*** Opening INFORMATION PROVIDED ***
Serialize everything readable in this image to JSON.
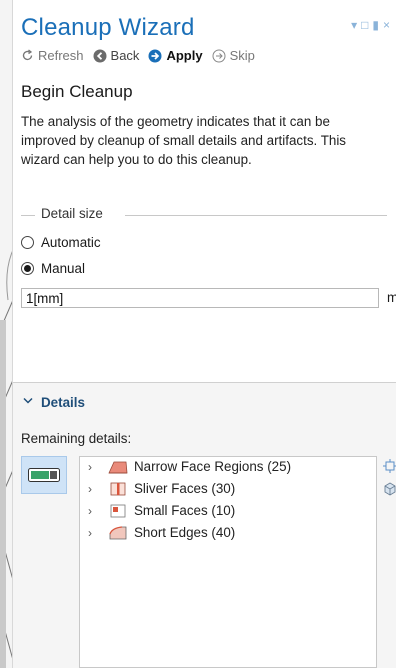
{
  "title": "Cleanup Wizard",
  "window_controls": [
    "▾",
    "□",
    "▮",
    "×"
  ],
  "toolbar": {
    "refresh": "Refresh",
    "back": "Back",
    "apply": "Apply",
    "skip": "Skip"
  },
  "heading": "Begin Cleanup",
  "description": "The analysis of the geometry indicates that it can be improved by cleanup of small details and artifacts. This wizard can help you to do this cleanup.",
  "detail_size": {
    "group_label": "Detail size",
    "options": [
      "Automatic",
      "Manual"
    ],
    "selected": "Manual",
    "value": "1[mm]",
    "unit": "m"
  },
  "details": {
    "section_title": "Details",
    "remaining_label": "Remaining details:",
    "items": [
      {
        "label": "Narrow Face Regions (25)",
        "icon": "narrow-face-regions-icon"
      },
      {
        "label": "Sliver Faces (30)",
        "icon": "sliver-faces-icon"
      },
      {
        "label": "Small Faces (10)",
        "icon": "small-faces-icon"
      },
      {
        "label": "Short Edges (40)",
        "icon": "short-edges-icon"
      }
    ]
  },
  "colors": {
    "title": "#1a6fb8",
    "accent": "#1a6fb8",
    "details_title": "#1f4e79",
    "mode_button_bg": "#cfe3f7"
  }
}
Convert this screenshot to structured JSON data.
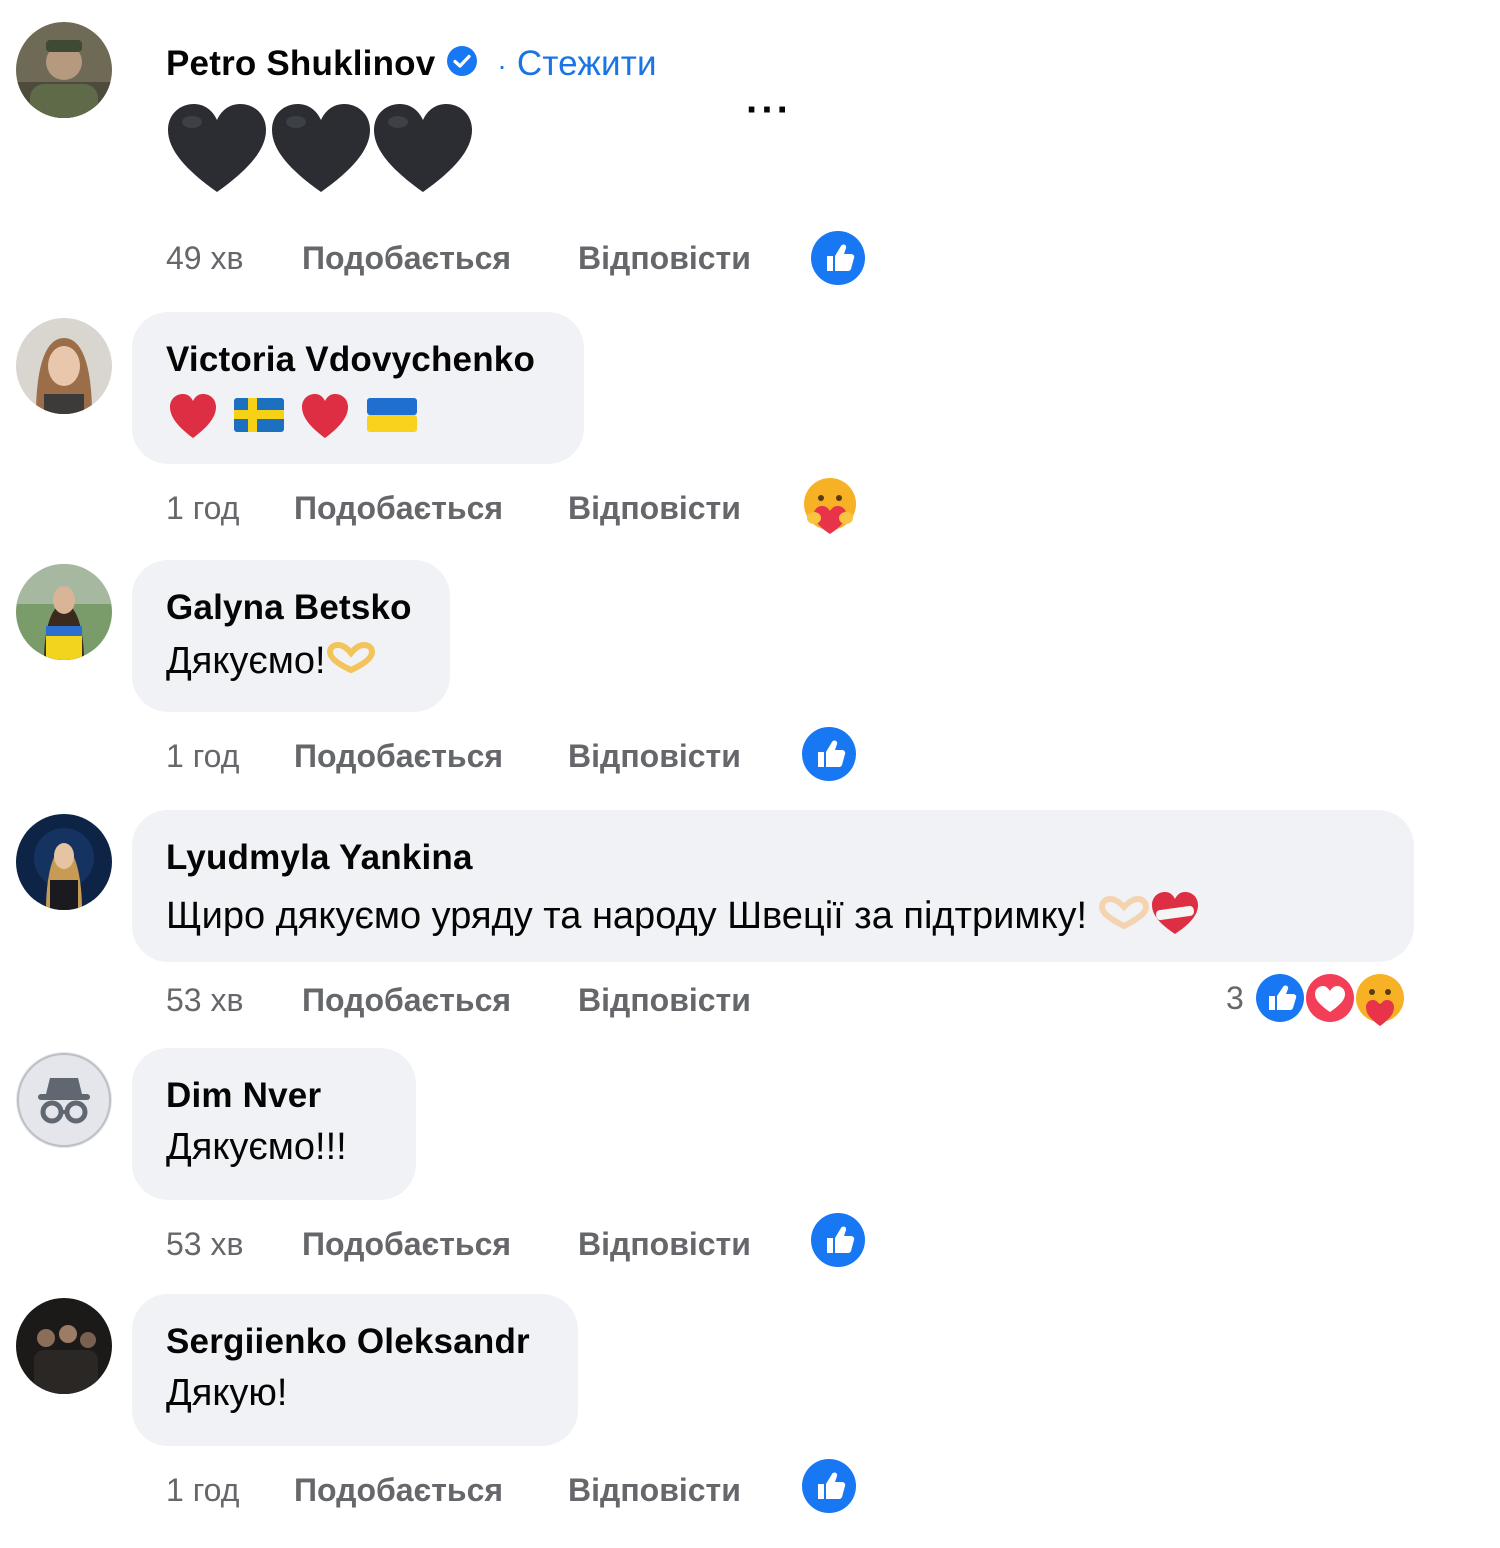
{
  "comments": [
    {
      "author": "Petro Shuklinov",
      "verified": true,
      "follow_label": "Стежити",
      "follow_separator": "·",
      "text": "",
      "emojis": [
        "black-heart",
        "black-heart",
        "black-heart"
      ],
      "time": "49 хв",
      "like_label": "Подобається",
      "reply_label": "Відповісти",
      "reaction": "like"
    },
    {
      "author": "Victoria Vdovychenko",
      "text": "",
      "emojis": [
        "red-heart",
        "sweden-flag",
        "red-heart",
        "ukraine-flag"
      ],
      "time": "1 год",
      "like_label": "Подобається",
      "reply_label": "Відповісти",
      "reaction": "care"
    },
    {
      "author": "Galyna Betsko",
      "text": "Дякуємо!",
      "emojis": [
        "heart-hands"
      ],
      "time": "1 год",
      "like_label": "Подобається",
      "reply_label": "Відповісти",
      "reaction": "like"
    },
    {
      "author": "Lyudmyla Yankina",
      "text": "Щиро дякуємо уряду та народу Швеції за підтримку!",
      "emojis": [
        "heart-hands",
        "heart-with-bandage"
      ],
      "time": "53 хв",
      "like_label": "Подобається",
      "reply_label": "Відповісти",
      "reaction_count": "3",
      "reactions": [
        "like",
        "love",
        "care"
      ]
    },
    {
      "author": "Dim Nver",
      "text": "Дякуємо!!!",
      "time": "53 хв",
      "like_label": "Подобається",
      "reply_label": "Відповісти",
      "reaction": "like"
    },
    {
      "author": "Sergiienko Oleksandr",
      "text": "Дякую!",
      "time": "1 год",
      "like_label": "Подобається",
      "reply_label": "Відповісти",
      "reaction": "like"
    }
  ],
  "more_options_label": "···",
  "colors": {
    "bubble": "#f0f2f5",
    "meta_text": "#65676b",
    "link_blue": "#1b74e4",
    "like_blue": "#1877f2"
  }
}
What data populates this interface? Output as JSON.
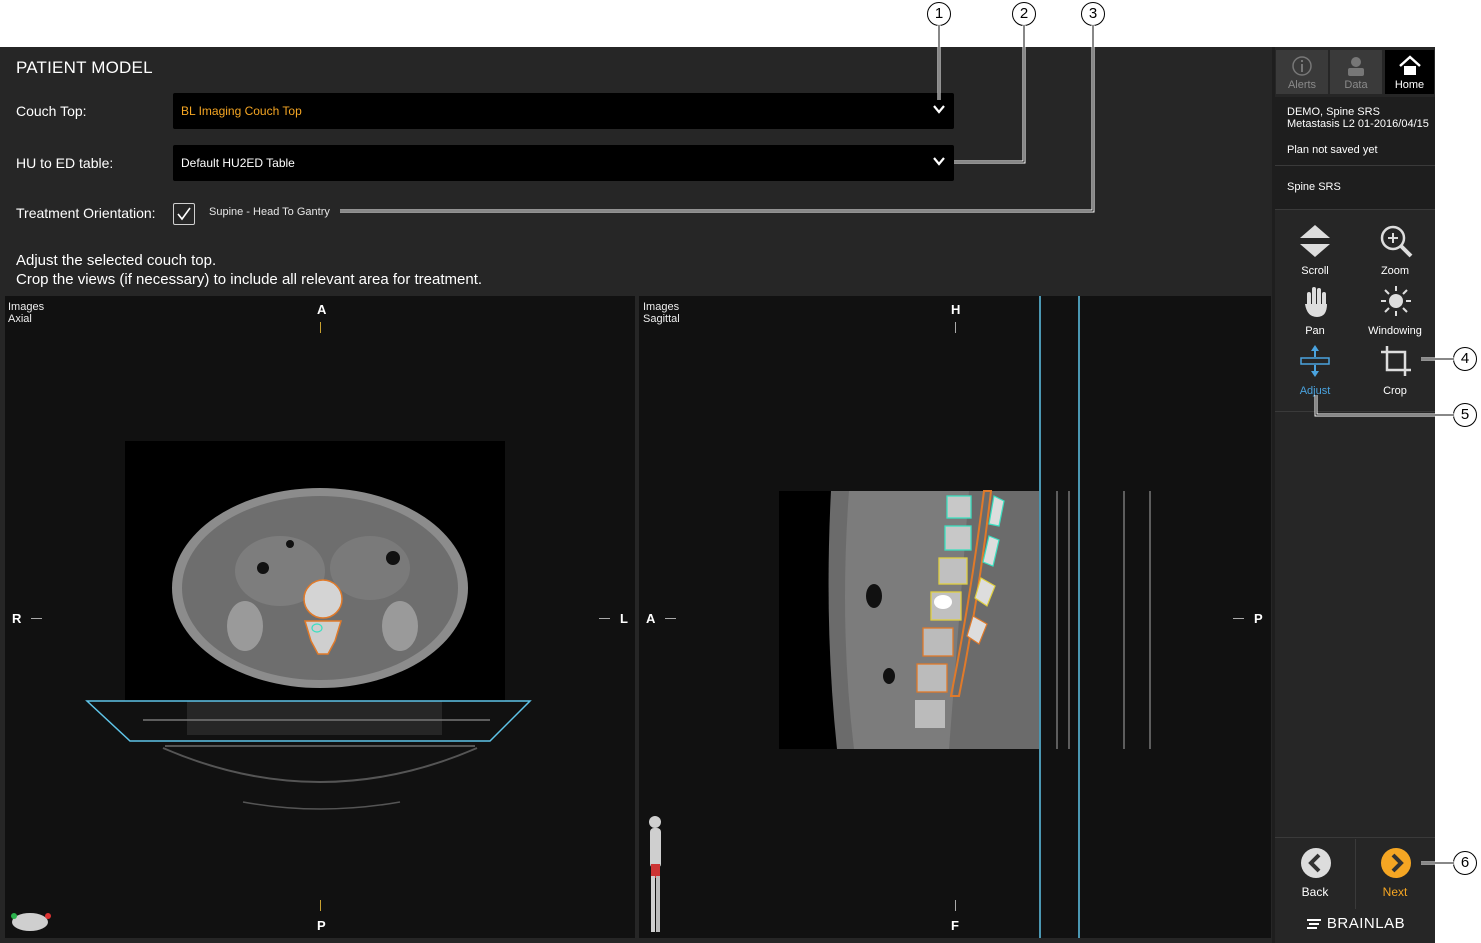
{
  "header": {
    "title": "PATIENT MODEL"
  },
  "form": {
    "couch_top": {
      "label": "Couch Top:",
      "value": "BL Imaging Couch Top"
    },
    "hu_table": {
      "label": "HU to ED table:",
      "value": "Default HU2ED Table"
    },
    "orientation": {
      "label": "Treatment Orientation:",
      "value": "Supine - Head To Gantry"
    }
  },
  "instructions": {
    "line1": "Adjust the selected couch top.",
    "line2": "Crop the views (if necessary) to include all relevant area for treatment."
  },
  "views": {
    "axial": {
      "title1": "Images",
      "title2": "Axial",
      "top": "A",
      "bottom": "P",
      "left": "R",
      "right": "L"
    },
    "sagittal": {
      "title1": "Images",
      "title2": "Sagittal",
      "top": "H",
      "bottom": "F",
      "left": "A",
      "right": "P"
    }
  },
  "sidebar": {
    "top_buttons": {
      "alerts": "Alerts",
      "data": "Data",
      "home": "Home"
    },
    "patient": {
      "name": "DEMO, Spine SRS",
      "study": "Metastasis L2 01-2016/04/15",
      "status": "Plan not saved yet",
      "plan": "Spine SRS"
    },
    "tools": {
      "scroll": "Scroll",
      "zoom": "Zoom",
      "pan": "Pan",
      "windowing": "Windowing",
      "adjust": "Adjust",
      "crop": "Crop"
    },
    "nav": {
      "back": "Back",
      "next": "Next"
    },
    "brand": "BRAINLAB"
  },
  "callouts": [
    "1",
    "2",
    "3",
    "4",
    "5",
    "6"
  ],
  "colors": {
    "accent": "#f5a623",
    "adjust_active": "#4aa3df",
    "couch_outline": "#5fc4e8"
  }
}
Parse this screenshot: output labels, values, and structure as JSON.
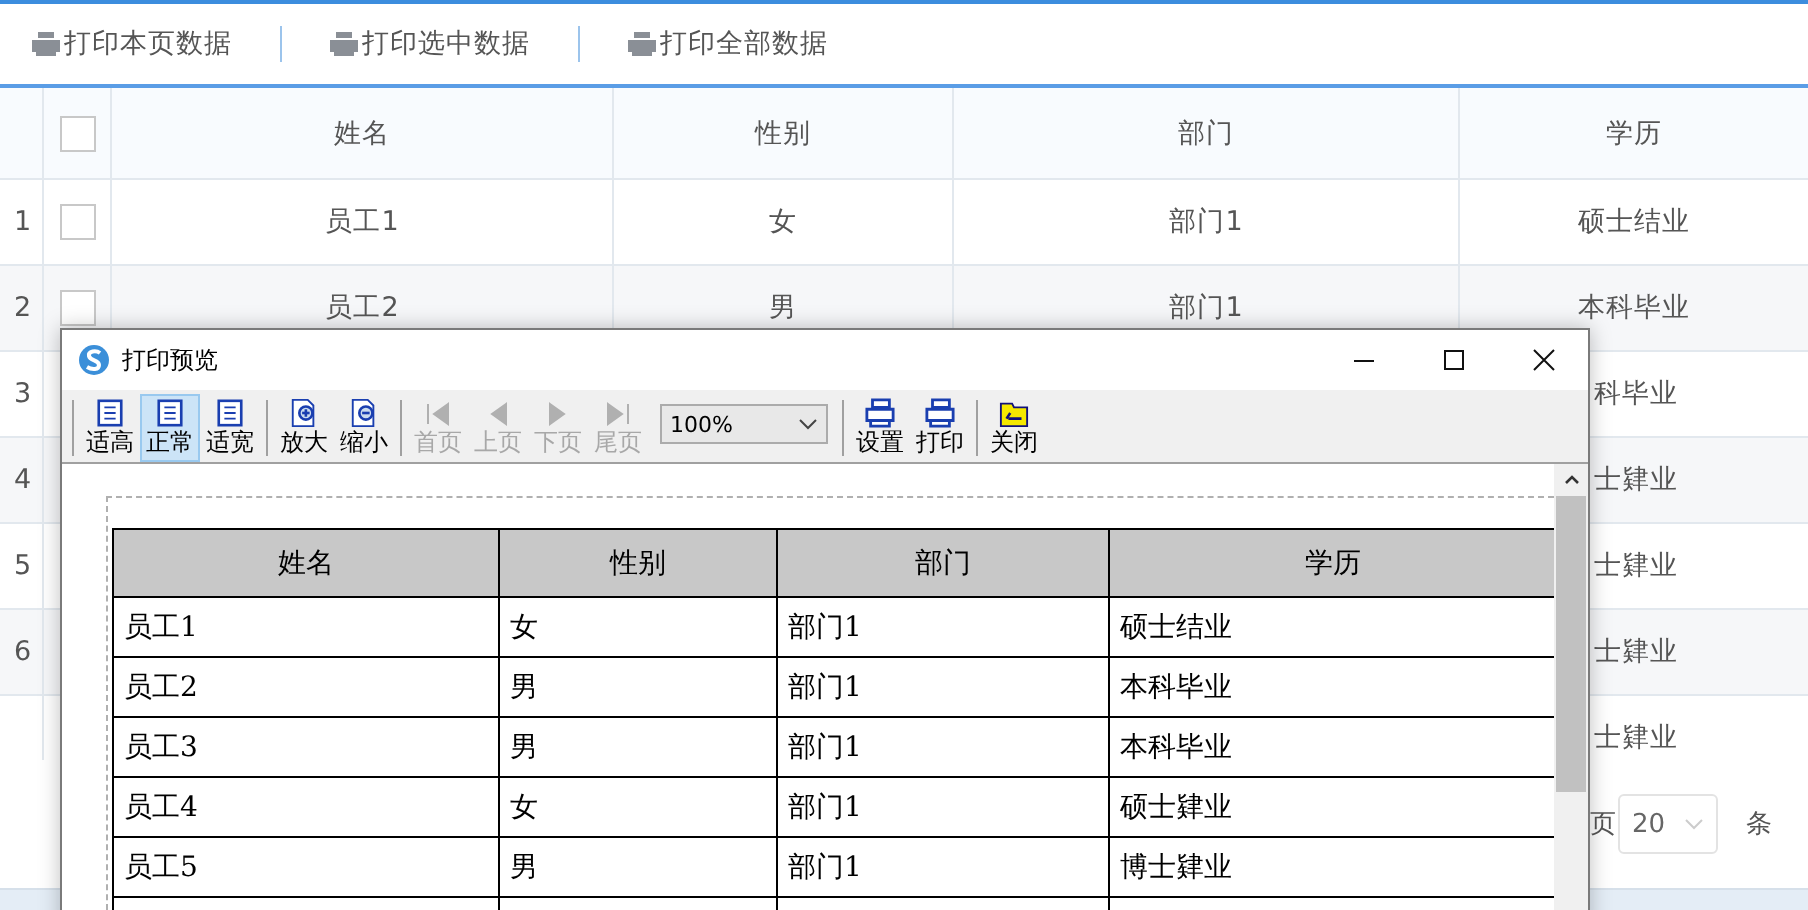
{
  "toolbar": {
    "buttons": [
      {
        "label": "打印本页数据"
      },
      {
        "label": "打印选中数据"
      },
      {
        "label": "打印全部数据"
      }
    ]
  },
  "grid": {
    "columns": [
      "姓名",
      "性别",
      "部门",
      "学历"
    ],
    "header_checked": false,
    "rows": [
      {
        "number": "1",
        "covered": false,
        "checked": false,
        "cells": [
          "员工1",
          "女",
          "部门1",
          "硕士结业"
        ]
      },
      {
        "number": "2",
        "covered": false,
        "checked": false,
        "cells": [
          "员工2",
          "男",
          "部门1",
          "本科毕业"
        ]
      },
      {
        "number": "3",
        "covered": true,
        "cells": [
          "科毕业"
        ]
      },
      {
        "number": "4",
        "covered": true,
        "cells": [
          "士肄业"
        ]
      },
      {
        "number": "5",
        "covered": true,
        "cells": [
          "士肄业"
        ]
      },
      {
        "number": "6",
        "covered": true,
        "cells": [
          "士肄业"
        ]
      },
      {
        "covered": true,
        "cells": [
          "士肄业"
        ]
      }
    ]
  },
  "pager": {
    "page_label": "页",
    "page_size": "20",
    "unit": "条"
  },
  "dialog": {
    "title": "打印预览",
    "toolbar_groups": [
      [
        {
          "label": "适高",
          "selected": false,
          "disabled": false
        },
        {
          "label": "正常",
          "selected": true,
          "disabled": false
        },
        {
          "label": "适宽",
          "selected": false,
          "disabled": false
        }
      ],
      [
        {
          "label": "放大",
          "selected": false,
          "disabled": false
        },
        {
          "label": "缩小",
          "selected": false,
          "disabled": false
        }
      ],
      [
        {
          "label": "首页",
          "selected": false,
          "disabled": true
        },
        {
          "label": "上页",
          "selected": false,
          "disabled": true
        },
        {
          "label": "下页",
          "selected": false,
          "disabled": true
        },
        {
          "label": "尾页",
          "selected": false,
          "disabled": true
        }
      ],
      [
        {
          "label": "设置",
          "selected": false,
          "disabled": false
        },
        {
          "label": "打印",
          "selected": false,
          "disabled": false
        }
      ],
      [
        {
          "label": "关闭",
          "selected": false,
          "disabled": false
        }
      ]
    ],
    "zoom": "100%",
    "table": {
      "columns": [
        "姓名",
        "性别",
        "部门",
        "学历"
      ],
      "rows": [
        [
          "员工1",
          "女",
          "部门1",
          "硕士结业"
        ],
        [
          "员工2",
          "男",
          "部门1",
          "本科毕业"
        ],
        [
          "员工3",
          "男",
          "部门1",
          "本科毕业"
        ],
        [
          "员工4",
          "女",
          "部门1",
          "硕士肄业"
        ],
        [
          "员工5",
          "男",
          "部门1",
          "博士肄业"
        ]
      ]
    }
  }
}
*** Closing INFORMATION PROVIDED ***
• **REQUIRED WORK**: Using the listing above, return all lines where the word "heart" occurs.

• **SOLUTION TO THE EXERCISE**:
        "black-heart",
        "black-heart",
        "black-heart"
        "red-heart",
        "red-heart",
        "heart-hands"
        "heart-hands",
        "heart-with-bandage"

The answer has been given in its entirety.